Sunday, May 31, 2015

cheating and incompetent overseers messed up the simple task of confirming gang affiliation...,


NYTimes |  In Stanislaus County, as in many counties in California and across the United States, law-enforcement officers keep a database of individuals that they have identified as gang members. From their point of view, these lists are vital and necessary, but activists argue that they can be discriminatory. Researchers have found that white gang membership tends to be underestimated and undercounted, while the opposite is true for black and Latino youth. In 1997, California created a statewide database, called CalGang, and by 2012, according to documents obtained by the Youth Justice Coalition, there were more than 200,000 individuals named in it (roughly the same number as the population of Modesto), including some as young as 10. Statewide, 66 percent were Latino, and one in 10 of all African-Americans in Los Angeles County between the ages of 20 and 24 were on the list.
When the STEP Act became law, there were dissenting voices, some of them unsurprising, like the American Civil Liberties Union. But there were others you might not expect: Among law-enforcement authorities, for example, there were concerns that the STEP Act could be applied too broadly. Wes McBride, a retired sergeant of the Los Angeles County Sheriff’s Department and the executive director of the California Gang Investigators Association, told me that although he has come to see the law as valuable, he was initially skeptical. “We thought the original writing of that bill was bad,” he said. “It made being a gang member a crime, and that flies in the face of the Constitution, in my mind. What’s to stop the Boy Scouts from being considered a gang?” Shortly after the STEP Act went into effect, The Los Angeles Times quoted an anonymous law-enforcement official expressing concern: “I realize that we have to do something, but when you have carte blanche, it’s difficult not to abuse it.”

A quarter of a century later, this point is still being raised. Manohar Raju, a lawyer who manages the felony unit at the San Francisco Public Defender’s Office, told me he has seen prosecutors’ use of gang enhancements go up in recent years. Young men and women are bundled into the broad category of “gang member” all the time, based on photos like the ones shown at Sebourn’s trial; based on their wearing this color or that one; based, essentially, on a misunderstanding of how difficult these neighborhoods really are for youth. “Posing in a picture, acting cool or acting tough can be a navigation strategy,” Raju said. “That may not mean they want problems; in fact, it may mean the opposite.”

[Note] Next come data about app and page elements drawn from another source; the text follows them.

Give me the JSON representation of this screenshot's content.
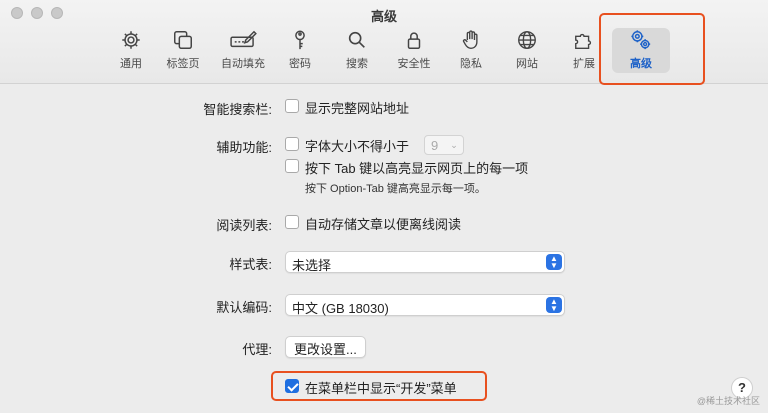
{
  "window": {
    "title": "高级"
  },
  "tabs": [
    {
      "label": "通用",
      "icon": "gear-icon"
    },
    {
      "label": "标签页",
      "icon": "tabs-icon"
    },
    {
      "label": "自动填充",
      "icon": "pencil-field-icon"
    },
    {
      "label": "密码",
      "icon": "key-icon"
    },
    {
      "label": "搜索",
      "icon": "search-icon"
    },
    {
      "label": "安全性",
      "icon": "lock-icon"
    },
    {
      "label": "隐私",
      "icon": "hand-icon"
    },
    {
      "label": "网站",
      "icon": "globe-icon"
    },
    {
      "label": "扩展",
      "icon": "puzzle-icon"
    },
    {
      "label": "高级",
      "icon": "gears-icon",
      "active": true
    }
  ],
  "settings": {
    "smart_search": {
      "label": "智能搜索栏:",
      "option": "显示完整网站地址",
      "checked": false
    },
    "accessibility": {
      "label": "辅助功能:",
      "font_option": "字体大小不得小于",
      "font_size": "9",
      "tab_option": "按下 Tab 键以高亮显示网页上的每一项",
      "tab_hint": "按下 Option-Tab 键高亮显示每一项。"
    },
    "reading_list": {
      "label": "阅读列表:",
      "option": "自动存储文章以便离线阅读",
      "checked": false
    },
    "stylesheet": {
      "label": "样式表:",
      "value": "未选择"
    },
    "encoding": {
      "label": "默认编码:",
      "value": "中文 (GB 18030)"
    },
    "proxy": {
      "label": "代理:",
      "button": "更改设置..."
    },
    "develop_menu": {
      "option": "在菜单栏中显示“开发”菜单",
      "checked": true
    }
  },
  "help": "?",
  "watermark": "@稀土技术社区",
  "colors": {
    "highlight": "#e8501f",
    "accent": "#1f6fe0"
  }
}
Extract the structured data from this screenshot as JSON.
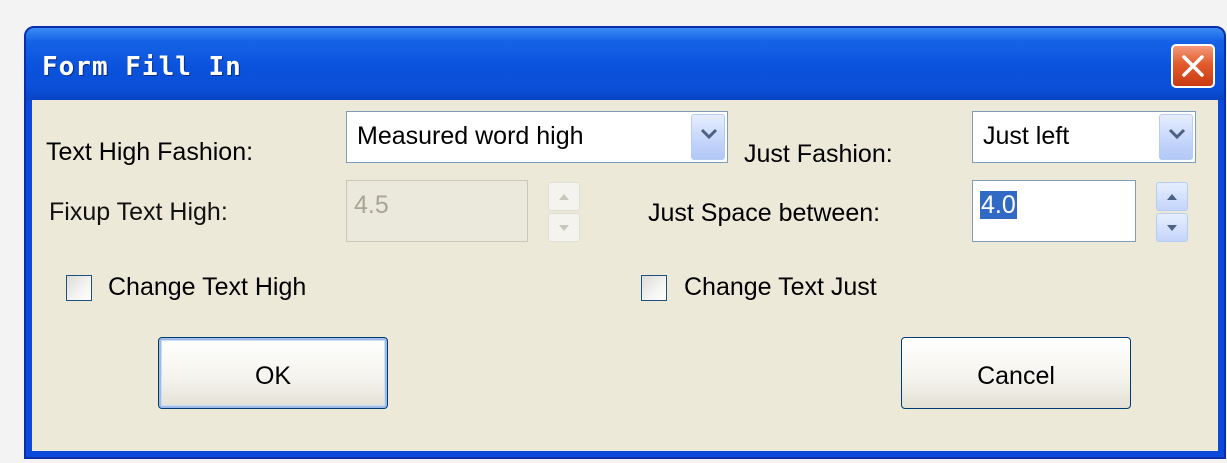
{
  "window": {
    "title": "Form Fill In"
  },
  "fields": {
    "text_high_fashion": {
      "label": "Text High Fashion:",
      "value": "Measured word high"
    },
    "fixup_text_high": {
      "label": "Fixup Text High:",
      "value": "4.5",
      "enabled": false
    },
    "just_fashion": {
      "label": "Just Fashion:",
      "value": "Just left"
    },
    "just_space_between": {
      "label": "Just Space between:",
      "value": "4.0",
      "selected": true
    }
  },
  "checkboxes": {
    "change_text_high": {
      "label": "Change Text  High",
      "checked": false
    },
    "change_text_just": {
      "label": "Change Text Just",
      "checked": false
    }
  },
  "buttons": {
    "ok": "OK",
    "cancel": "Cancel"
  },
  "icons": {
    "close": "close-x-icon",
    "dropdown": "chevron-down-icon",
    "spin_up": "arrow-up-icon",
    "spin_down": "arrow-down-icon"
  },
  "colors": {
    "title_bar": "#0a52dc",
    "dialog_background": "#ece9d8",
    "close_button": "#e35b2c",
    "selection": "#316ac5"
  }
}
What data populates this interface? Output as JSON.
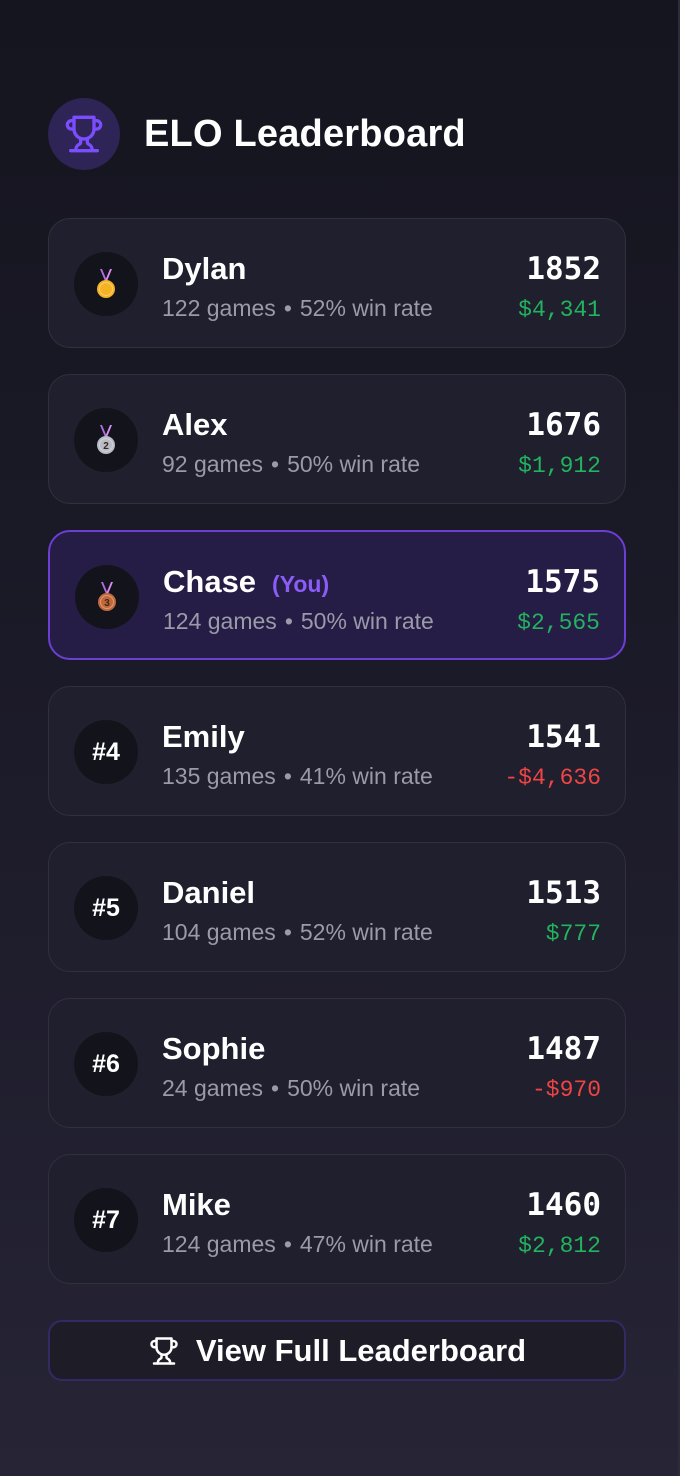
{
  "header": {
    "title": "ELO Leaderboard",
    "icon": "trophy-icon",
    "icon_color": "#7c4dff"
  },
  "players": [
    {
      "rank_badge": "gold-medal-icon",
      "name": "Dylan",
      "you_tag": "",
      "games": "122 games",
      "separator": "•",
      "win_rate": "52% win rate",
      "elo": "1852",
      "earnings": "$4,341",
      "earnings_sign": "positive",
      "is_current_user": false
    },
    {
      "rank_badge": "silver-medal-icon",
      "name": "Alex",
      "you_tag": "",
      "games": "92 games",
      "separator": "•",
      "win_rate": "50% win rate",
      "elo": "1676",
      "earnings": "$1,912",
      "earnings_sign": "positive",
      "is_current_user": false
    },
    {
      "rank_badge": "bronze-medal-icon",
      "name": "Chase",
      "you_tag": "(You)",
      "games": "124 games",
      "separator": "•",
      "win_rate": "50% win rate",
      "elo": "1575",
      "earnings": "$2,565",
      "earnings_sign": "positive",
      "is_current_user": true
    },
    {
      "rank_badge": "#4",
      "name": "Emily",
      "you_tag": "",
      "games": "135 games",
      "separator": "•",
      "win_rate": "41% win rate",
      "elo": "1541",
      "earnings": "-$4,636",
      "earnings_sign": "negative",
      "is_current_user": false
    },
    {
      "rank_badge": "#5",
      "name": "Daniel",
      "you_tag": "",
      "games": "104 games",
      "separator": "•",
      "win_rate": "52% win rate",
      "elo": "1513",
      "earnings": "$777",
      "earnings_sign": "positive",
      "is_current_user": false
    },
    {
      "rank_badge": "#6",
      "name": "Sophie",
      "you_tag": "",
      "games": "24 games",
      "separator": "•",
      "win_rate": "50% win rate",
      "elo": "1487",
      "earnings": "-$970",
      "earnings_sign": "negative",
      "is_current_user": false
    },
    {
      "rank_badge": "#7",
      "name": "Mike",
      "you_tag": "",
      "games": "124 games",
      "separator": "•",
      "win_rate": "47% win rate",
      "elo": "1460",
      "earnings": "$2,812",
      "earnings_sign": "positive",
      "is_current_user": false
    }
  ],
  "footer": {
    "button_label": "View Full Leaderboard",
    "button_icon": "trophy-icon"
  },
  "colors": {
    "accent": "#7c4dff",
    "you_tag": "#8b5cf6",
    "positive": "#22b35e",
    "negative": "#ef4444"
  }
}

According to Raju, weak cases can seem stronger when prosecutors introduce gang enhancements. Instead of concrete evidence related to the criminal charge, gang allegations permit prosecutors to introduce potentially inflammatory information that might otherwise be legally irrelevant. “Now we’re looking at: what did some other person do six months earlier or six years earlier,” Raju said. “Your client may not have anything to do with them, but they both have some connection to some name or symbol.” In other cases, the very threat of the gang enhancement can often be enough to persuade a defendant to accept a plea bargain. Given the lengthy sentences that can result, a trial might not be worth the risk.

Roughly 7 percent of California’s prison population, around 115,000 people, is serving extra time because of gang enhancements; given that the state has been ordered by the Supreme Court to reduce its prison overcrowding, this is hardly an insignificant figure. According to the California Department of Corrections and Rehabilitation, nearly half of those convicted with gang enhancements are serving an additional 10 years or more. Black and Latino inmates account for more than 90 percent of inmates with gang enhancements; fewer than 3 percent are white.

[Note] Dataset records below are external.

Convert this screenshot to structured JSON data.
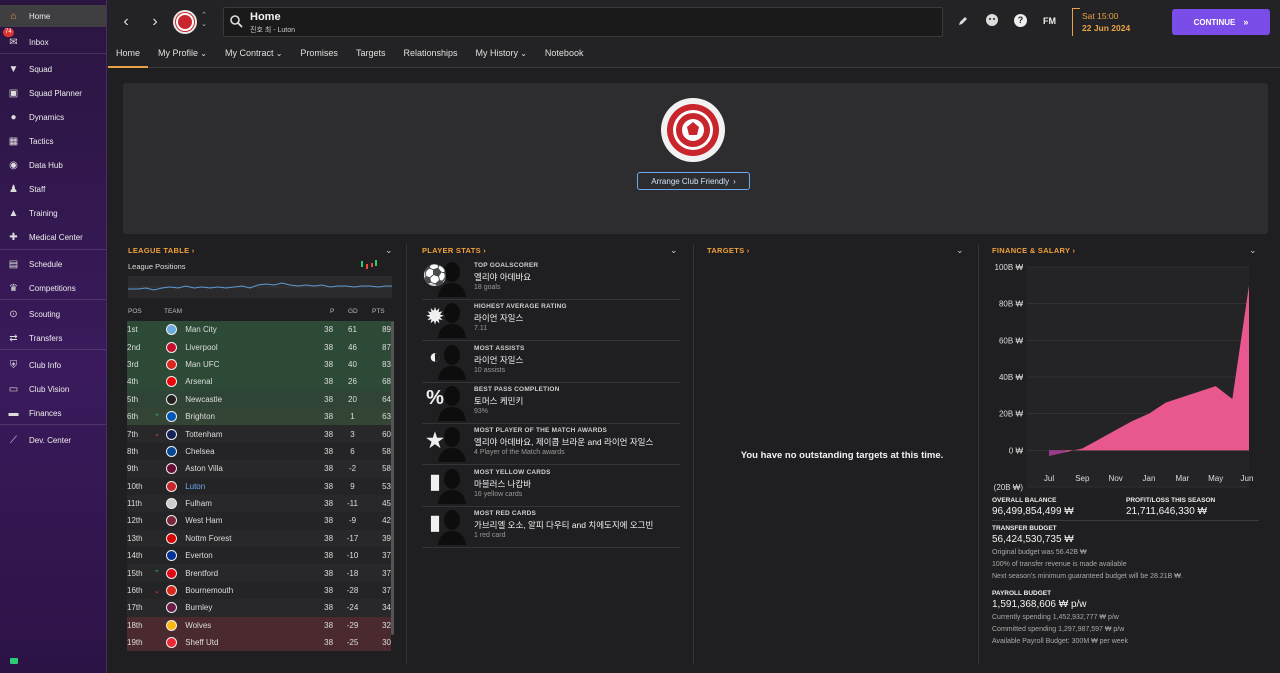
{
  "sidebar": {
    "items": [
      {
        "label": "Home",
        "icon": "home-icon",
        "active": true
      },
      {
        "label": "Inbox",
        "icon": "inbox-icon",
        "badge": "74"
      },
      {
        "label": "Squad",
        "icon": "shirt-icon"
      },
      {
        "label": "Squad Planner",
        "icon": "planner-icon"
      },
      {
        "label": "Dynamics",
        "icon": "dynamics-icon"
      },
      {
        "label": "Tactics",
        "icon": "tactics-icon"
      },
      {
        "label": "Data Hub",
        "icon": "data-hub-icon"
      },
      {
        "label": "Staff",
        "icon": "staff-icon"
      },
      {
        "label": "Training",
        "icon": "training-icon"
      },
      {
        "label": "Medical Center",
        "icon": "medical-icon"
      },
      {
        "label": "Schedule",
        "icon": "calendar-icon"
      },
      {
        "label": "Competitions",
        "icon": "trophy-icon"
      },
      {
        "label": "Scouting",
        "icon": "scouting-icon"
      },
      {
        "label": "Transfers",
        "icon": "transfers-icon"
      },
      {
        "label": "Club Info",
        "icon": "shield-icon"
      },
      {
        "label": "Club Vision",
        "icon": "vision-icon"
      },
      {
        "label": "Finances",
        "icon": "finances-icon"
      },
      {
        "label": "Dev. Center",
        "icon": "dev-center-icon"
      }
    ]
  },
  "header": {
    "title": "Home",
    "subtitle": "진호 최 - Luton",
    "fm_label": "FM",
    "date_time": "Sat 15:00",
    "date": "22 Jun 2024",
    "continue_label": "CONTINUE"
  },
  "tabs": [
    {
      "label": "Home",
      "active": true,
      "dropdown": false
    },
    {
      "label": "My Profile",
      "dropdown": true
    },
    {
      "label": "My Contract",
      "dropdown": true
    },
    {
      "label": "Promises",
      "dropdown": false
    },
    {
      "label": "Targets",
      "dropdown": false
    },
    {
      "label": "Relationships",
      "dropdown": false
    },
    {
      "label": "My History",
      "dropdown": true
    },
    {
      "label": "Notebook",
      "dropdown": false
    }
  ],
  "hero": {
    "arrange_label": "Arrange Club Friendly"
  },
  "league_table": {
    "title": "LEAGUE TABLE",
    "positions_label": "League Positions",
    "headers": {
      "pos": "POS",
      "team": "TEAM",
      "p": "P",
      "gd": "GD",
      "pts": "PTS"
    },
    "rows": [
      {
        "pos": "1st",
        "team": "Man City",
        "p": "38",
        "gd": "61",
        "pts": "89",
        "zone": "cl",
        "trend": ""
      },
      {
        "pos": "2nd",
        "team": "Liverpool",
        "p": "38",
        "gd": "46",
        "pts": "87",
        "zone": "cl",
        "trend": ""
      },
      {
        "pos": "3rd",
        "team": "Man UFC",
        "p": "38",
        "gd": "40",
        "pts": "83",
        "zone": "cl",
        "trend": ""
      },
      {
        "pos": "4th",
        "team": "Arsenal",
        "p": "38",
        "gd": "26",
        "pts": "68",
        "zone": "cl",
        "trend": ""
      },
      {
        "pos": "5th",
        "team": "Newcastle",
        "p": "38",
        "gd": "20",
        "pts": "64",
        "zone": "el",
        "trend": ""
      },
      {
        "pos": "6th",
        "team": "Brighton",
        "p": "38",
        "gd": "1",
        "pts": "63",
        "zone": "ecl",
        "trend": "up"
      },
      {
        "pos": "7th",
        "team": "Tottenham",
        "p": "38",
        "gd": "3",
        "pts": "60",
        "zone": "",
        "trend": "down"
      },
      {
        "pos": "8th",
        "team": "Chelsea",
        "p": "38",
        "gd": "6",
        "pts": "58",
        "zone": "",
        "trend": ""
      },
      {
        "pos": "9th",
        "team": "Aston Villa",
        "p": "38",
        "gd": "-2",
        "pts": "58",
        "zone": "",
        "trend": ""
      },
      {
        "pos": "10th",
        "team": "Luton",
        "p": "38",
        "gd": "9",
        "pts": "53",
        "zone": "",
        "trend": "",
        "highlight": true
      },
      {
        "pos": "11th",
        "team": "Fulham",
        "p": "38",
        "gd": "-11",
        "pts": "45",
        "zone": "",
        "trend": ""
      },
      {
        "pos": "12th",
        "team": "West Ham",
        "p": "38",
        "gd": "-9",
        "pts": "42",
        "zone": "",
        "trend": ""
      },
      {
        "pos": "13th",
        "team": "Nottm Forest",
        "p": "38",
        "gd": "-17",
        "pts": "39",
        "zone": "",
        "trend": ""
      },
      {
        "pos": "14th",
        "team": "Everton",
        "p": "38",
        "gd": "-10",
        "pts": "37",
        "zone": "",
        "trend": ""
      },
      {
        "pos": "15th",
        "team": "Brentford",
        "p": "38",
        "gd": "-18",
        "pts": "37",
        "zone": "",
        "trend": "up"
      },
      {
        "pos": "16th",
        "team": "Bournemouth",
        "p": "38",
        "gd": "-28",
        "pts": "37",
        "zone": "",
        "trend": "down"
      },
      {
        "pos": "17th",
        "team": "Burnley",
        "p": "38",
        "gd": "-24",
        "pts": "34",
        "zone": "",
        "trend": ""
      },
      {
        "pos": "18th",
        "team": "Wolves",
        "p": "38",
        "gd": "-29",
        "pts": "32",
        "zone": "rel",
        "trend": ""
      },
      {
        "pos": "19th",
        "team": "Sheff Utd",
        "p": "38",
        "gd": "-25",
        "pts": "30",
        "zone": "rel",
        "trend": ""
      }
    ]
  },
  "player_stats": {
    "title": "PLAYER STATS",
    "items": [
      {
        "label": "TOP GOALSCORER",
        "name": "엘리야 아데바요",
        "sub": "18 goals",
        "icon": "football-icon"
      },
      {
        "label": "HIGHEST AVERAGE RATING",
        "name": "라이언 자일스",
        "sub": "7.11",
        "icon": "rating-badge-icon"
      },
      {
        "label": "MOST ASSISTS",
        "name": "라이언 자일스",
        "sub": "10 assists",
        "icon": "assist-icon"
      },
      {
        "label": "BEST PASS COMPLETION",
        "name": "토머스 케민키",
        "sub": "93%",
        "icon": "percent-icon"
      },
      {
        "label": "MOST PLAYER OF THE MATCH AWARDS",
        "name": "엘리야 아데바요, 제이콥 브라운 and 라이언 자일스",
        "sub": "4 Player of the Match awards",
        "icon": "star-icon"
      },
      {
        "label": "MOST YELLOW CARDS",
        "name": "마블러스 나캄바",
        "sub": "16 yellow cards",
        "icon": "yellow-card-icon"
      },
      {
        "label": "MOST RED CARDS",
        "name": "가브리엘 오소, 알피 다우티 and 치에도지에 오그빈",
        "sub": "1 red card",
        "icon": "red-card-icon"
      }
    ]
  },
  "targets": {
    "title": "TARGETS",
    "empty": "You have no outstanding targets at this time."
  },
  "finance": {
    "title": "FINANCE & SALARY",
    "overall_balance_label": "OVERALL BALANCE",
    "overall_balance": "96,499,854,499 ₩",
    "profit_label": "PROFIT/LOSS THIS SEASON",
    "profit": "21,711,646,330 ₩",
    "transfer_label": "TRANSFER BUDGET",
    "transfer": "56,424,530,735 ₩",
    "transfer_notes": [
      "Original budget was 56.42B ₩",
      "100% of transfer revenue is made available",
      "Next season's minimum guaranteed budget will be 28.21B ₩."
    ],
    "payroll_label": "PAYROLL BUDGET",
    "payroll": "1,591,368,606 ₩ p/w",
    "payroll_notes": [
      "Currently spending 1,452,932,777 ₩ p/w",
      "Committed spending 1,297,987,597 ₩ p/w",
      "Available Payroll Budget: 300M ₩ per week"
    ]
  },
  "chart_data": {
    "type": "area",
    "title": "",
    "x": [
      "Jul",
      "Aug",
      "Sep",
      "Oct",
      "Nov",
      "Dec",
      "Jan",
      "Feb",
      "Mar",
      "Apr",
      "May",
      "Jun",
      "Jun-end"
    ],
    "xticks": [
      "Jul",
      "Sep",
      "Nov",
      "Jan",
      "Mar",
      "May",
      "Jun"
    ],
    "values": [
      -3,
      -1,
      1,
      6,
      11,
      16,
      20,
      26,
      29,
      32,
      35,
      28,
      90
    ],
    "ylim": [
      -20,
      100
    ],
    "yticks": [
      "100B ₩",
      "80B ₩",
      "60B ₩",
      "40B ₩",
      "20B ₩",
      "0 ₩",
      "(20B ₩)"
    ],
    "ytick_values": [
      100,
      80,
      60,
      40,
      20,
      0,
      -20
    ],
    "ylabel": "",
    "xlabel": "",
    "grid": true,
    "color": "#e8588f",
    "negative_color": "#9a3a8a"
  },
  "colors": {
    "accent": "#e8a245",
    "brand": "#7b4de8",
    "link": "#6aaaf0"
  }
}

6 comments:

BigDonOne said...

This just keeps getting "better." Y'all have seen the endless stream of ads - call 1-800...if you used this drug, or that medical appliance, and had a bad outcome....

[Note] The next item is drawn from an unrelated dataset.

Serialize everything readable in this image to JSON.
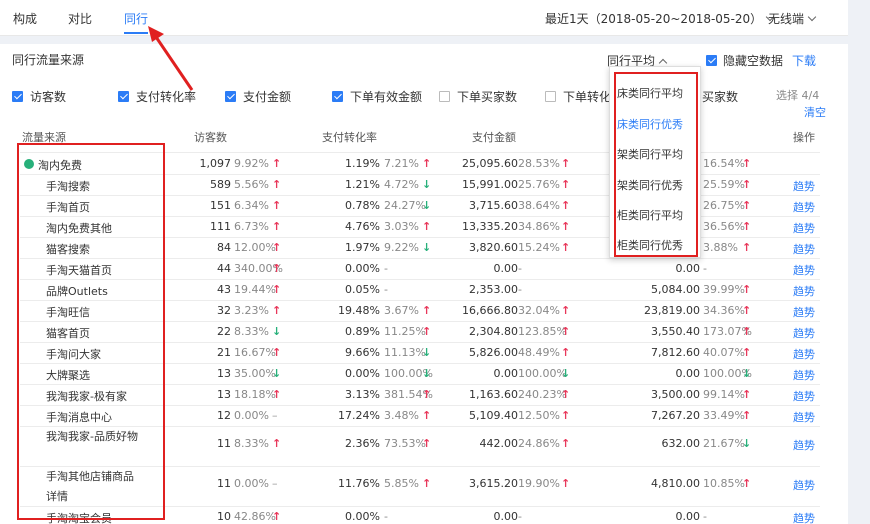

Between innings in the Mariner's game today on ROOT SportsNW, Mrs.BD hollers, "BigDon, come here, you *HAVE* to see this." It was a commercial for some law firm featuring sorry-ass looking75z, with the pitch something like "Were you falsely arrested, handcuffed, booked, abused by the POH-lice, etc. etc.,...Call 1-800..."


It's bad enough that the police themselves are unilaterally (Ferguson Effect) backing off from doing their jobs. Now whole city and county administrations will be encouraging an unjustified soft-pedal to avoid a tsunami of expensive-to-litigate and settle frivolous lawuits.....


Bigtime anarchy on the horizon...

Dale Asberry said...

How does this comment have any relevance to this post?

CNu said...

lol, only developmentally-arrested septuagenarian I know! Thanks for keeping it One-hunnit BD. https://youtu.be/SzuOOshpddM

ken said...

"Roughly 7 percent of California’s prison population, around 115,000 people, is serving extra time because of gang enhancements; given that the state has been ordered by the Supreme Court to reduce its prison overcrowding, this is hardly an insignificant figure."

I suspect most would read the way this is phrased and think that 115,000 people in California alone are serving extra time because of gang enhancements...I am not sure if the author does this on purpose, or if this is just that poorly written. Seeing as this fact is stated somewhere else:

"California’s prison population has been on the decline for several years, since a 2006 peak of 163,000 inmates. In 2009, the U.S. Supreme Court ordered California to reduce its prison population to 137.5% of institutional design capacity. A mixture of reforms, inmate transfers, and new construction brought the population below the mandated threshold. As of March 2015, it stood at 112,300, or 135.8% of capacity."


We can assume then the Times article meant 7 percent of 115000 or about 8050 people are serving extra time for being affiliated with gangs, although for the someone just breezing through the article, you wouldn't come up with that the way its worded.

BigDonOne said...

Like you have previously stated, CNu...if BD didn't exist, you would have to invent him.

Uglyblackjohn said...

Sometimes the po-po just don't know. One Time couldn't handle Waco (Nor will they be able to handle any future reaction to the set-up and their alleged complicity when settlements are reached with the Black MCs) Texas has had a lot of shootings between members of unstructured gangs. There are higher-ups in state who are here to handle situations.